Stored records:
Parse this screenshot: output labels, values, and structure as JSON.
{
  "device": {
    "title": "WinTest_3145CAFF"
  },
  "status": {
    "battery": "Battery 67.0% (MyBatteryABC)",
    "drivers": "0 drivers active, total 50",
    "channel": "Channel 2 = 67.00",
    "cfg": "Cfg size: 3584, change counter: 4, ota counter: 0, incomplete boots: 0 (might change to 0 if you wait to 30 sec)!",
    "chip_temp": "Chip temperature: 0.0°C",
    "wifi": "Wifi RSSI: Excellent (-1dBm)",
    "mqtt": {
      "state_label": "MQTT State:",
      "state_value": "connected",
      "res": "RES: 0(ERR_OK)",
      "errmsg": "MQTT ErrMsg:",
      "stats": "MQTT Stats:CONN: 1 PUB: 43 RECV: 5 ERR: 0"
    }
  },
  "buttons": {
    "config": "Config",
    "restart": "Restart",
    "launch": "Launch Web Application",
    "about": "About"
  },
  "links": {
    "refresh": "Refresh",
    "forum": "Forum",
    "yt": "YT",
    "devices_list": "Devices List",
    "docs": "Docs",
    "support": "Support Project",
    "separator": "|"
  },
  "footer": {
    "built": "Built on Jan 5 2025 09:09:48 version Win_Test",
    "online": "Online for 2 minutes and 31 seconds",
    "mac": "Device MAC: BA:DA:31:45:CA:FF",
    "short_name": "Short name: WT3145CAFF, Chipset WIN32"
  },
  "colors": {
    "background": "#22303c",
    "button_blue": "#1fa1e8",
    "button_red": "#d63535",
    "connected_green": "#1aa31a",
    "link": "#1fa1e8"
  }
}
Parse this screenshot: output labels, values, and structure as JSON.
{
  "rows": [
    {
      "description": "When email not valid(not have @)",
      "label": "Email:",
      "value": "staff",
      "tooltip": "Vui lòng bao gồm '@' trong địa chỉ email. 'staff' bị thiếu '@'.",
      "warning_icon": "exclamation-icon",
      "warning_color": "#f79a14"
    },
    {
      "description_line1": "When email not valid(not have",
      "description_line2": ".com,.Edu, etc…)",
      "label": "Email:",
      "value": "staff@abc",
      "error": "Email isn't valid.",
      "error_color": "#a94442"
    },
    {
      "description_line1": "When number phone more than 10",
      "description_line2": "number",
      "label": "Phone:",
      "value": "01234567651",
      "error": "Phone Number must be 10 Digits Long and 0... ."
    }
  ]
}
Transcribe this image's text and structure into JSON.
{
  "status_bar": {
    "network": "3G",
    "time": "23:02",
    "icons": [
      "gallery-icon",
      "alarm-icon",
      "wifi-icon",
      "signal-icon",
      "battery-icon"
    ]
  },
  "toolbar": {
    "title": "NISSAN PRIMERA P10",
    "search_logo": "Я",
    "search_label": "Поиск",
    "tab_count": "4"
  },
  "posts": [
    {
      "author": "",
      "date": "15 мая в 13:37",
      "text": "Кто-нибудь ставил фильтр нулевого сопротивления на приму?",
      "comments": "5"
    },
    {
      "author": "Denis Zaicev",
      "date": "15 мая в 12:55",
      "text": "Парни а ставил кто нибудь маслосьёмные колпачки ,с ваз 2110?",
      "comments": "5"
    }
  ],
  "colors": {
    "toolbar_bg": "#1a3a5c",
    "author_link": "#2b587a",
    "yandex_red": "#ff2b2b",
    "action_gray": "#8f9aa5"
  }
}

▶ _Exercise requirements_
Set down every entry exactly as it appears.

▶ _The completed task_
Parse this screenshot: output labels, values, and structure as JSON.
{
  "device": {
    "title": "WinTest_3145CAFF"
  },
  "status": {
    "battery": "Battery 67.0% (MyBatteryABC)",
    "drivers": "0 drivers active, total 50",
    "channel": "Channel 2 = 67.00",
    "cfg": "Cfg size: 3584, change counter: 4, ota counter: 0, incomplete boots: 0 (might change to 0 if you wait to 30 sec)!",
    "chip_temp": "Chip temperature: 0.0°C",
    "wifi": "Wifi RSSI: Excellent (-1dBm)",
    "mqtt": {
      "state_label": "MQTT State:",
      "state_value": "connected",
      "res": "RES: 0(ERR_OK)",
      "errmsg": "MQTT ErrMsg:",
      "stats": "MQTT Stats:CONN: 1 PUB: 43 RECV: 5 ERR: 0"
    }
  },
  "buttons": {
    "config": "Config",
    "restart": "Restart",
    "launch": "Launch Web Application",
    "about": "About"
  },
  "links": {
    "refresh": "Refresh",
    "forum": "Forum",
    "yt": "YT",
    "devices_list": "Devices List",
    "docs": "Docs",
    "support": "Support Project",
    "separator": "|"
  },
  "footer": {
    "built": "Built on Jan 5 2025 09:09:48 version Win_Test",
    "online": "Online for 2 minutes and 31 seconds",
    "mac": "Device MAC: BA:DA:31:45:CA:FF",
    "short_name": "Short name: WT3145CAFF, Chipset WIN32"
  },
  "colors": {
    "background": "#22303c",
    "button_blue": "#1fa1e8",
    "button_red": "#d63535",
    "connected_green": "#1aa31a",
    "link": "#1fa1e8"
  }
}
Parse this screenshot: output labels, values, and structure as JSON.
{
  "rows": [
    {
      "description": "When email not valid(not have @)",
      "label": "Email:",
      "value": "staff",
      "tooltip": "Vui lòng bao gồm '@' trong địa chỉ email. 'staff' bị thiếu '@'.",
      "warning_icon": "exclamation-icon",
      "warning_color": "#f79a14"
    },
    {
      "description_line1": "When email not valid(not have",
      "description_line2": ".com,.Edu, etc…)",
      "label": "Email:",
      "value": "staff@abc",
      "error": "Email isn't valid.",
      "error_color": "#a94442"
    },
    {
      "description_line1": "When number phone more than 10",
      "description_line2": "number",
      "label": "Phone:",
      "value": "01234567651",
      "error": "Phone Number must be 10 Digits Long and 0... ."
    }
  ]
}
Transcribe this image's text and structure into JSON.
{
  "status_bar": {
    "network": "3G",
    "time": "23:02",
    "icons": [
      "gallery-icon",
      "alarm-icon",
      "wifi-icon",
      "signal-icon",
      "battery-icon"
    ]
  },
  "toolbar": {
    "title": "NISSAN PRIMERA P10",
    "search_logo": "Я",
    "search_label": "Поиск",
    "tab_count": "4"
  },
  "posts": [
    {
      "author": "",
      "date": "15 мая в 13:37",
      "text": "Кто-нибудь ставил фильтр нулевого сопротивления на приму?",
      "comments": "5"
    },
    {
      "author": "Denis Zaicev",
      "date": "15 мая в 12:55",
      "text": "Парни а ставил кто нибудь маслосьёмные колпачки ,с ваз 2110?",
      "comments": "5"
    }
  ],
  "colors": {
    "toolbar_bg": "#1a3a5c",
    "author_link": "#2b587a",
    "yandex_red": "#ff2b2b",
    "action_gray": "#8f9aa5"
  }
}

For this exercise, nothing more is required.